● Data records:
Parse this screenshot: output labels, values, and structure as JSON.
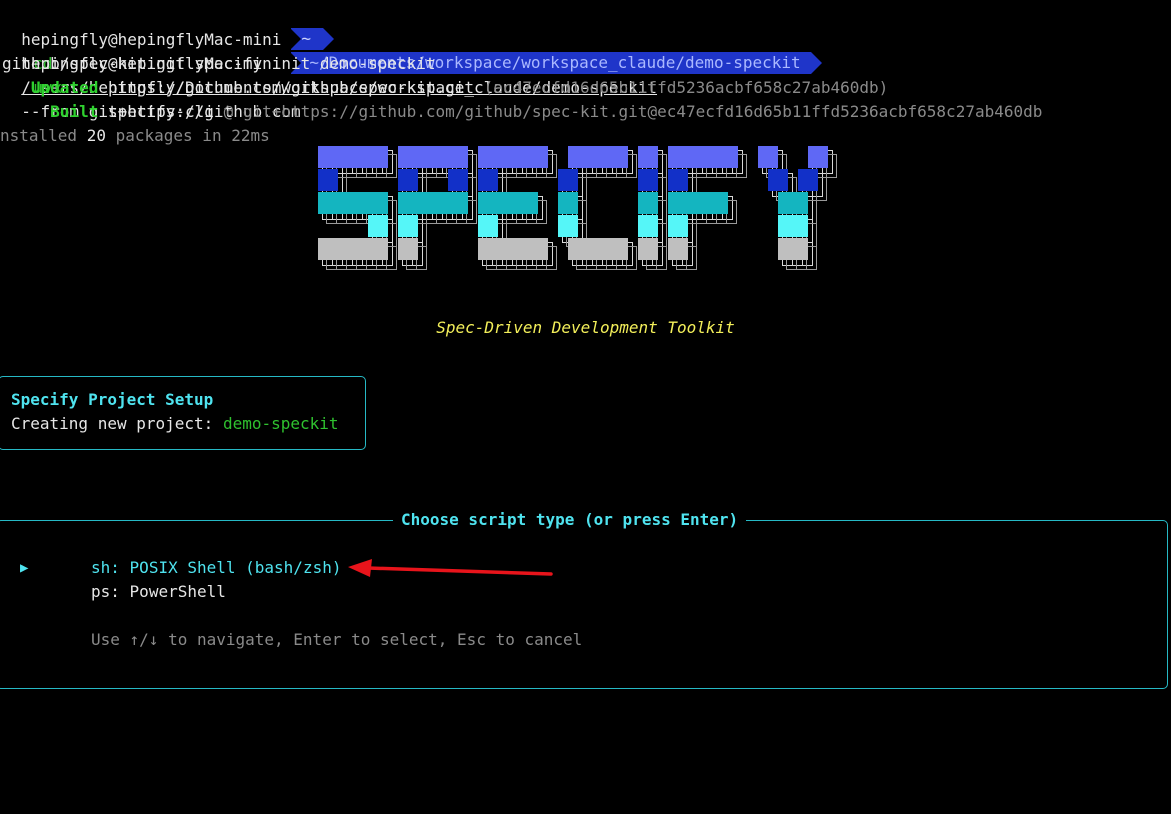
{
  "terminal": {
    "line1": {
      "user_host": "hepingfly@hepingflyMac-mini",
      "cwd": "~",
      "cmd": "cd",
      "arg": "/Users/hepingfly/Documents/workspace/workspace_claude/demo-speckit"
    },
    "line2": {
      "user_host": "hepingfly@hepingflyMac-mini",
      "cwd": "~/Documents/workspace/workspace_claude/demo-speckit",
      "cmd": "uvx",
      "args": "--from git+https://github.com"
    },
    "line3": "github/spec-kit.git specify init demo-speckit",
    "line4": {
      "label": "Updated",
      "url": "https://github.com/github/spec-kit.git",
      "hash": "(ec47ecfd16d65b11ffd5236acbf658c27ab460db)"
    },
    "line5": {
      "label": "Built",
      "pkg": "specify-cli",
      "source": "@ git+https://github.com/github/spec-kit.git@ec47ecfd16d65b11ffd5236acbf658c27ab460db"
    },
    "line6": {
      "prefix": "nstalled",
      "count": "20",
      "suffix": "packages in 22ms"
    }
  },
  "banner": {
    "tagline": "Spec-Driven Development Toolkit"
  },
  "setup_panel": {
    "title": "Specify Project Setup",
    "label": "Creating new project:",
    "project": "demo-speckit"
  },
  "script_panel": {
    "title": "Choose script type (or press Enter)",
    "pointer": "▶",
    "options": [
      {
        "key": "sh:",
        "label": "POSIX Shell (bash/zsh)",
        "selected": true
      },
      {
        "key": "ps:",
        "label": "PowerShell",
        "selected": false
      }
    ],
    "help": "Use ↑/↓ to navigate, Enter to select, Esc to cancel"
  },
  "colors": {
    "background": "#000000",
    "prompt_segment": "#1f35c9",
    "panel_border": "#26b9c5",
    "cyan_text": "#4fe3ef",
    "green_text": "#2fc12f",
    "tagline": "#f3ef5a",
    "annotation_arrow": "#e8141b"
  },
  "icons": [
    "pointer-triangle-icon",
    "annotation-arrow-icon"
  ]
}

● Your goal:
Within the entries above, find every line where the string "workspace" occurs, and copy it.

● Output of the task:
      "arg": "/Users/hepingfly/Documents/workspace/workspace_claude/demo-speckit"
      "cwd": "~/Documents/workspace/workspace_claude/demo-speckit",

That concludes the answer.